A: Sometimes we can burden the reader with redundancies. We want to avoid repetition and if we’ve already said that the character was slinking in the dark, then you don’t want to keep using slinking every time he moves through the compound. It’s okay to use those moved kinds of words to avoid repetition of the more complex verb that has already been established.

Works Cited Page MLA (Part 2)


#Education #WorksCited

Last week I gave you the first page of my Works Cited handout. This week I’m offering a couple of great things… first, I’ll show you my MLA-style Works Cited handout (page 2); then I’ll give you a great PowerPoint presentation you can use with your students to help them learn how best to edit their peers.

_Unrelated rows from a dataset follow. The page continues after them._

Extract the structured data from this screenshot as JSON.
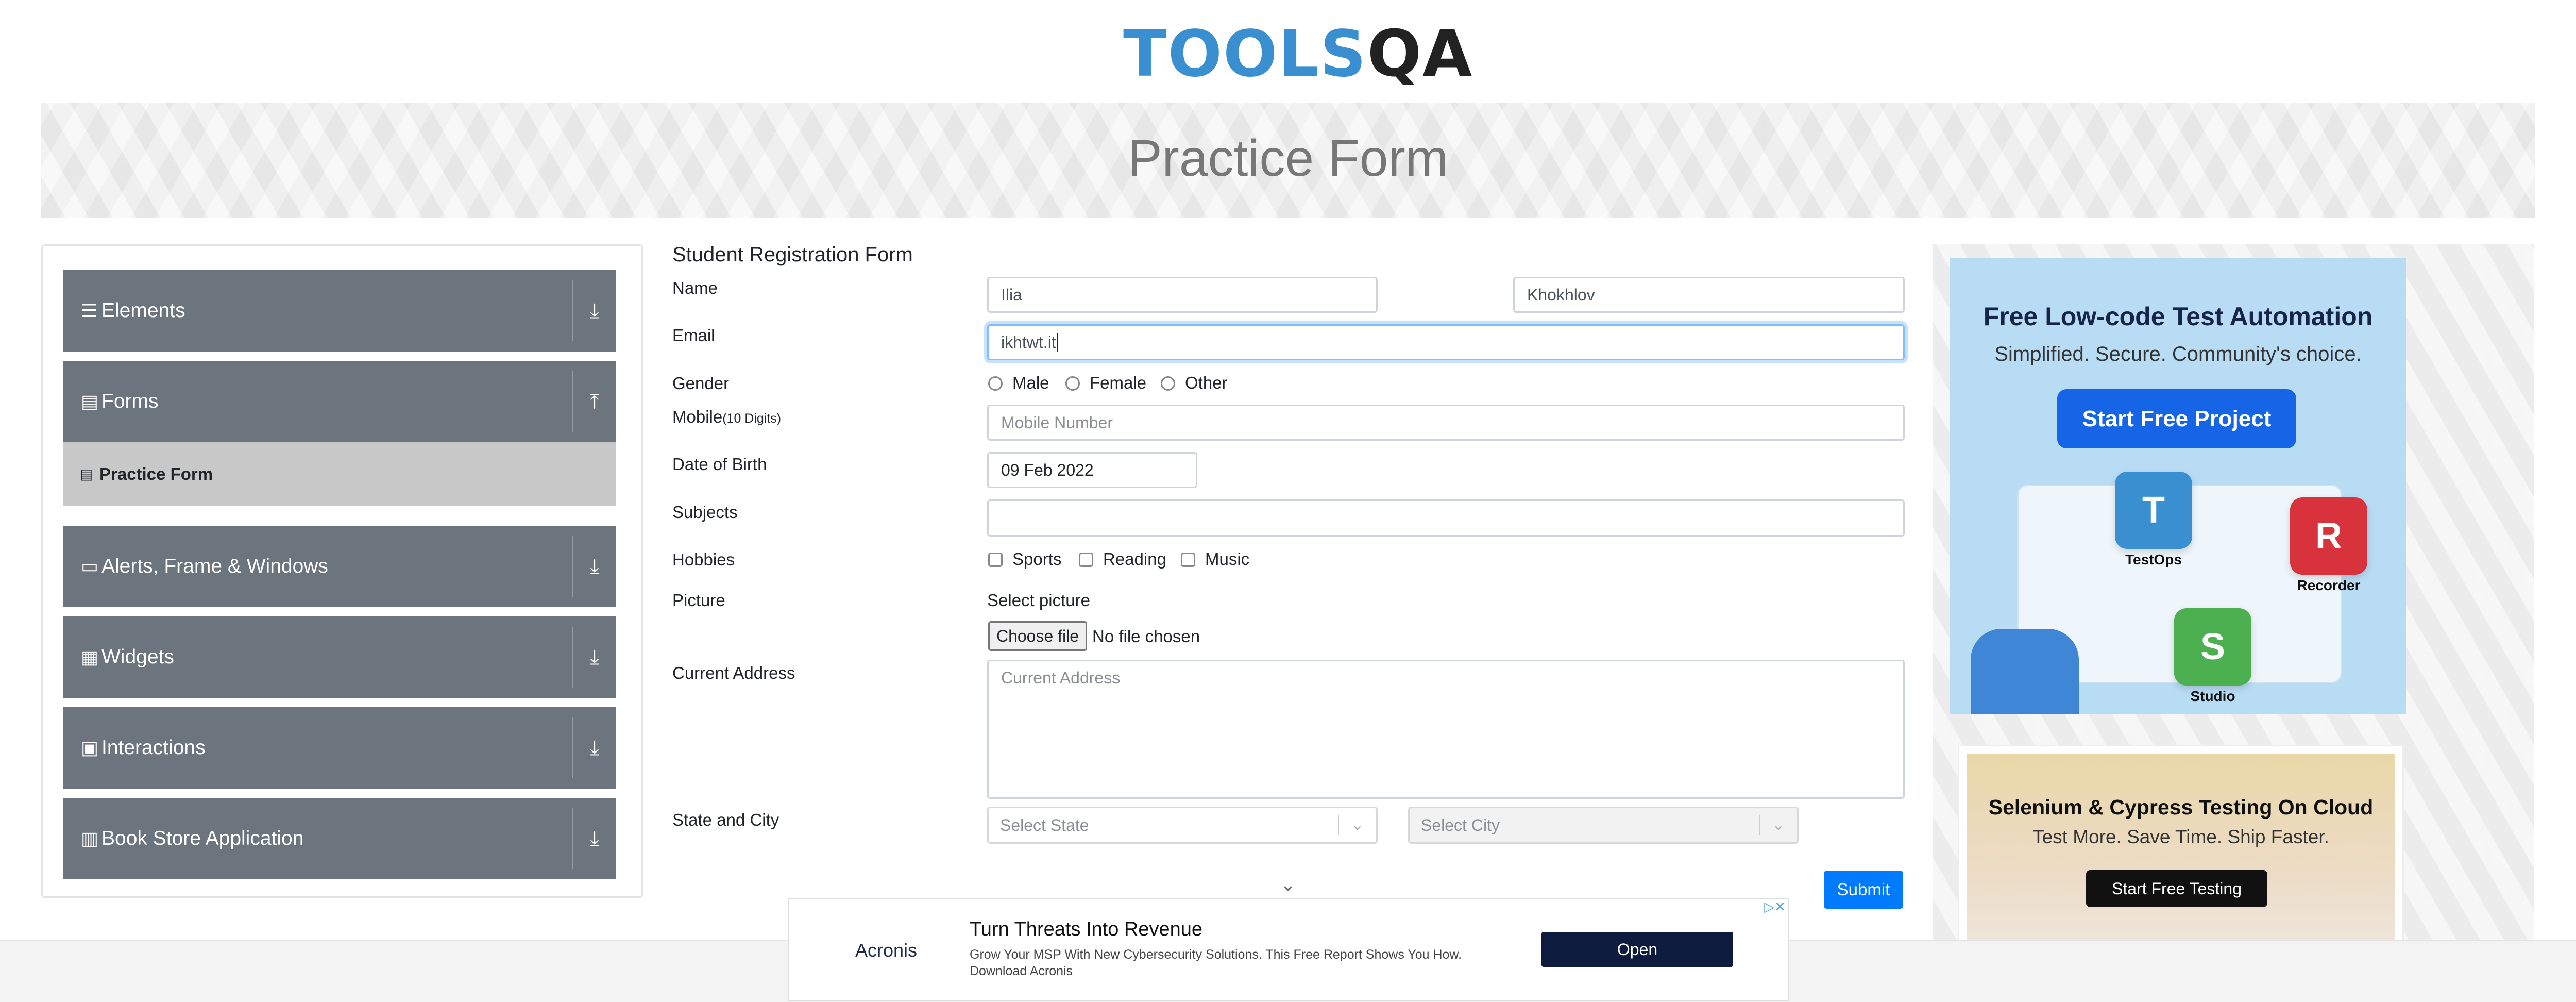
{
  "logo": {
    "part1": "TOOLS",
    "part2": "QA"
  },
  "banner": {
    "title": "Practice Form"
  },
  "sidebar": {
    "groups": [
      {
        "label": "Elements",
        "icon": "hamburger-icon",
        "icon_char": "☰",
        "arrow_char": "⤓"
      },
      {
        "label": "Forms",
        "icon": "document-icon",
        "icon_char": "▤",
        "arrow_char": "⤒"
      },
      {
        "label": "Alerts, Frame & Windows",
        "icon": "window-icon",
        "icon_char": "▭",
        "arrow_char": "⤓"
      },
      {
        "label": "Widgets",
        "icon": "grid-icon",
        "icon_char": "▦",
        "arrow_char": "⤓"
      },
      {
        "label": "Interactions",
        "icon": "interaction-icon",
        "icon_char": "▣",
        "arrow_char": "⤓"
      },
      {
        "label": "Book Store Application",
        "icon": "book-icon",
        "icon_char": "▥",
        "arrow_char": "⤓"
      }
    ],
    "active_item": {
      "label": "Practice Form",
      "icon_char": "▤"
    }
  },
  "form": {
    "title": "Student Registration Form",
    "name_label": "Name",
    "first_name": "Ilia",
    "last_name": "Khokhlov",
    "email_label": "Email",
    "email_value": "ikhtwt.it",
    "gender_label": "Gender",
    "gender_options": [
      "Male",
      "Female",
      "Other"
    ],
    "mobile_label": "Mobile",
    "mobile_hint": "(10 Digits)",
    "mobile_placeholder": "Mobile Number",
    "dob_label": "Date of Birth",
    "dob_value": "09 Feb 2022",
    "subjects_label": "Subjects",
    "hobbies_label": "Hobbies",
    "hobbies_options": [
      "Sports",
      "Reading",
      "Music"
    ],
    "picture_label": "Picture",
    "select_picture": "Select picture",
    "choose_file": "Choose file",
    "no_file": "No file chosen",
    "address_label": "Current Address",
    "address_placeholder": "Current Address",
    "state_city_label": "State and City",
    "state_placeholder": "Select State",
    "city_placeholder": "Select City",
    "submit": "Submit"
  },
  "ads": {
    "katalon": {
      "headline": "Free Low-code Test Automation",
      "sub": "Simplified. Secure. Community's choice.",
      "cta": "Start Free Project",
      "tiles": [
        {
          "letter": "T",
          "label": "TestOps",
          "color": "#3a8fd0"
        },
        {
          "letter": "R",
          "label": "Recorder",
          "color": "#d8323c"
        },
        {
          "letter": "S",
          "label": "Studio",
          "color": "#4caf50"
        }
      ]
    },
    "cloud": {
      "headline": "Selenium & Cypress Testing On Cloud",
      "sub": "Test More. Save Time. Ship Faster.",
      "cta": "Start Free Testing"
    },
    "bottom": {
      "brand": "Acronis",
      "headline": "Turn Threats Into Revenue",
      "desc": "Grow Your MSP With New Cybersecurity Solutions. This Free Report Shows You How. Download Acronis",
      "cta": "Open",
      "close": "▷✕"
    }
  }
}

Why believe me? How can you be sure I know anything about writing, editing, and citing literary works? I’m Chelly Wood, and although I’ve taught English/language arts for 20+ years, I also moonlight as a YA novelist. My tale of a Latina teen who finds herself pregnant and married to a total stranger will be released in July of 2016 by Reputation Books. It’s called Sunkissed Sodas, and you can see the book trailer on my YouTube channel.

So now that you know a little about the lady who rambles in English Emporium, without further ado, here’s my second half of the Works Cited page I posted yesterday:

Image connecting the Works Cited page to footnotes used within a written essay.

Want to see Page 1? Go to my Pinterest page. The link is found below.

Now that your research paper is complete, including the works cited page, you’ll need to have your students do some peer editing. But you know the routine…

You tell them to swap.

They read each other’s papers.

They’re done.

Nobody found any mistakes.

How do you avoid the “Crappy Editor” syndrome that’s common among middle school and high school kids? I have the kid swap multiple times, and with each swap, they edit for a different category within the six traits of good writing. And here’s the PowerPoint presentation I use when guiding my students through these steps:

5 Para Essay Edit

Now if you’re lovin’ all this great stuff I give you for free–videos, handouts, and a grammar guide to name just a few–please show your appreciation by liking my stuff on Facebook, pinning it to your Pinterest page, and/or tweeting about it to your little heart’s content!